/---
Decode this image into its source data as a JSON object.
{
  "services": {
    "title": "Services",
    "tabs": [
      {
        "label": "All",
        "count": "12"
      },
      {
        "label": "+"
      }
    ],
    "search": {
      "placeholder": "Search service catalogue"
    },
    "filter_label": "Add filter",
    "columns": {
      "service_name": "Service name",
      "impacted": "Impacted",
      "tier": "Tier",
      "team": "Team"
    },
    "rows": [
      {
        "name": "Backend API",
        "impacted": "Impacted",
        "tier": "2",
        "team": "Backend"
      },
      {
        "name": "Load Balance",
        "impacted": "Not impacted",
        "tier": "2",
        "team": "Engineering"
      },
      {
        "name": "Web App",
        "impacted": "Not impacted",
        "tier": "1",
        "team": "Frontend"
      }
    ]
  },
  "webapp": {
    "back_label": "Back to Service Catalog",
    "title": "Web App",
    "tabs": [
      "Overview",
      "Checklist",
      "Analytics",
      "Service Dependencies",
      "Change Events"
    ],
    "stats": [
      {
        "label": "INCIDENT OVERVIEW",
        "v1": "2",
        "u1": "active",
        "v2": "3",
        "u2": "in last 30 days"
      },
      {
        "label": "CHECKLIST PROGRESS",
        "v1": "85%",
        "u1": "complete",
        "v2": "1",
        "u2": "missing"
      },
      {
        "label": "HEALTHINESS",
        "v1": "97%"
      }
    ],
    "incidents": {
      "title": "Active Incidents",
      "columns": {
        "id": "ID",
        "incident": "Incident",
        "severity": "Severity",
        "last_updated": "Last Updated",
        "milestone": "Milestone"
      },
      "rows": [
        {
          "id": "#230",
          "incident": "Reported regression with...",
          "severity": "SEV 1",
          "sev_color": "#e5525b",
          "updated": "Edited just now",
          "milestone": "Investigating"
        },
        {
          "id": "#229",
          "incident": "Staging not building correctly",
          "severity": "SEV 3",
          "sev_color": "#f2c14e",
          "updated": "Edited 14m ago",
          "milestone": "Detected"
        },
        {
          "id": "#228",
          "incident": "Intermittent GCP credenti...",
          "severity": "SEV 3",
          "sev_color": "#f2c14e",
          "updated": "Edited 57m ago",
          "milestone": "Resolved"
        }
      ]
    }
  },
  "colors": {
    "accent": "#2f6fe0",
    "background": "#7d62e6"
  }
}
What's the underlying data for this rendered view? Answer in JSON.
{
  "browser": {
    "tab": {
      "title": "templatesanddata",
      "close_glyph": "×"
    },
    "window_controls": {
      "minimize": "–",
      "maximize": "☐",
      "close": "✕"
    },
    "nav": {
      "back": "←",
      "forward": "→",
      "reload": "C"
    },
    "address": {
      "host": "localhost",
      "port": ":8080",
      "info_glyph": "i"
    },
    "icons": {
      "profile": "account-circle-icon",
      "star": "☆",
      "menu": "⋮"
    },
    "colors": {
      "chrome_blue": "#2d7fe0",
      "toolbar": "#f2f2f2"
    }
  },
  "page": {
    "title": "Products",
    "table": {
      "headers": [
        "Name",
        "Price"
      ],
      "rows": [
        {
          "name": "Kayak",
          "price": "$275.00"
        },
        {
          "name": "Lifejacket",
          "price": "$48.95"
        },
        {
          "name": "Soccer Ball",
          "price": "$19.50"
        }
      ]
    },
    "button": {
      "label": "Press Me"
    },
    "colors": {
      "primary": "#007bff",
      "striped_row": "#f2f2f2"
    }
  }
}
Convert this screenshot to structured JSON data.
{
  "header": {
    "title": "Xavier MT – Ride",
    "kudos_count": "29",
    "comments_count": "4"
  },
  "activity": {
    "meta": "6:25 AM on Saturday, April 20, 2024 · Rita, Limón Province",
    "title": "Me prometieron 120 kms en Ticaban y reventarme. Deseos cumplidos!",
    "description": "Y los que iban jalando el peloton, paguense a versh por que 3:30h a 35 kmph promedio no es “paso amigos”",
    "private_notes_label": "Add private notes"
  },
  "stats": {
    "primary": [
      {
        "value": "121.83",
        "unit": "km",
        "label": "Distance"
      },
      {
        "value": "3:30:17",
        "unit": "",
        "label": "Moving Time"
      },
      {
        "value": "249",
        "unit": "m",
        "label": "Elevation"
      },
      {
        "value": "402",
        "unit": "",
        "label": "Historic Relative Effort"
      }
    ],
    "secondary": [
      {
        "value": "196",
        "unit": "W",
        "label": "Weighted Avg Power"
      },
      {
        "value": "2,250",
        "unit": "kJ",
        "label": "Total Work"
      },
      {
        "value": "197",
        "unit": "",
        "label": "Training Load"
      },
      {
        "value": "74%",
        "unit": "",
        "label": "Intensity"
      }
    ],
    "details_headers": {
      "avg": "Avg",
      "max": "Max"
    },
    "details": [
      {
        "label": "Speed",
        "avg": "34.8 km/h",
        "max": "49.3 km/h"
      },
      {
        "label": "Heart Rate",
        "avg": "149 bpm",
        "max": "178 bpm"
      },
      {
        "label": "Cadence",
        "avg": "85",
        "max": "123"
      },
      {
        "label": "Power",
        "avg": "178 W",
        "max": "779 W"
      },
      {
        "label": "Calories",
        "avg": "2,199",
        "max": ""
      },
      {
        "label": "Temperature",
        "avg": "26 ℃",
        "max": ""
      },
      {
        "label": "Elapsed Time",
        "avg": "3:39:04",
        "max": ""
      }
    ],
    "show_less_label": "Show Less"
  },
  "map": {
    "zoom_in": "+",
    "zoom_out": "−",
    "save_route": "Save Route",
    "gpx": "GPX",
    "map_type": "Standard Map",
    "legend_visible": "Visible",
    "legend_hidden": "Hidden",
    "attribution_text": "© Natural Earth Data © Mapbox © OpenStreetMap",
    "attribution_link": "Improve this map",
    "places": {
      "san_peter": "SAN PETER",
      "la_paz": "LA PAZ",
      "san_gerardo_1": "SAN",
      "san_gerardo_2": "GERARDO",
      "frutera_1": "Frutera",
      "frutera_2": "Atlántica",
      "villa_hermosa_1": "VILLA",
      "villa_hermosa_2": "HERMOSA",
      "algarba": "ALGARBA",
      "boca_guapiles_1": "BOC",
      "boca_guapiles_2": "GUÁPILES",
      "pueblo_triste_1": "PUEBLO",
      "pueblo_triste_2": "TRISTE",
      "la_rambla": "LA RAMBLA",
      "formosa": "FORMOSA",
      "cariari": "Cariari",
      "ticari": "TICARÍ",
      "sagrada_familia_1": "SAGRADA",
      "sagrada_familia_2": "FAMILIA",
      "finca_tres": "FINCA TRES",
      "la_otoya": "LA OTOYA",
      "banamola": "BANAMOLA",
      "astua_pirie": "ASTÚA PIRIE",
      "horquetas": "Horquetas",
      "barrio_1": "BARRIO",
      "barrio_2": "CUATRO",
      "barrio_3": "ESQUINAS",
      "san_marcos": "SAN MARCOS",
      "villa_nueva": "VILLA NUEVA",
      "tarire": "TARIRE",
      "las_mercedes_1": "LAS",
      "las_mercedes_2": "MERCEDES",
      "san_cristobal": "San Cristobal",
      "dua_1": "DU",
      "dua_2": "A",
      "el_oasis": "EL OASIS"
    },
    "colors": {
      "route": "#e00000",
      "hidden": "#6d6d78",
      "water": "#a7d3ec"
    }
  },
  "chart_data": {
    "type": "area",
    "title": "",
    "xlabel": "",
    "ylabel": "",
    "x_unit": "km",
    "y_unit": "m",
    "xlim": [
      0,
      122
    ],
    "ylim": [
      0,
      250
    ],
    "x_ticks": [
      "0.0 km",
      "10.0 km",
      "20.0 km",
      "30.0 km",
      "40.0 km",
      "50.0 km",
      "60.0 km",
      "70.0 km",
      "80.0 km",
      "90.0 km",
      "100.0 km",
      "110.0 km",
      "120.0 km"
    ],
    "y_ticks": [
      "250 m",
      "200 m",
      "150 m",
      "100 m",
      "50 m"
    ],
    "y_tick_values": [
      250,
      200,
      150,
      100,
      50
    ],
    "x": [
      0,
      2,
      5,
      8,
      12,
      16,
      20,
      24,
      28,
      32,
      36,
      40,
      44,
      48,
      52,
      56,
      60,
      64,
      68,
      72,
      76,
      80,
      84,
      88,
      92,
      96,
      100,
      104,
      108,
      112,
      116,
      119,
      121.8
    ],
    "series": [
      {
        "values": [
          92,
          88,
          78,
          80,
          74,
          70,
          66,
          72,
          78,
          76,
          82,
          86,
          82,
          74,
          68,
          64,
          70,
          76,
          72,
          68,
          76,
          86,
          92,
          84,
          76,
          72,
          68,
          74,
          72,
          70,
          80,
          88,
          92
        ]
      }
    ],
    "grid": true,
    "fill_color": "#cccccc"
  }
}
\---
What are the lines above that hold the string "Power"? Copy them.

ANSWER BOX —
        "label": "Weighted Avg Power"
        "label": "Power",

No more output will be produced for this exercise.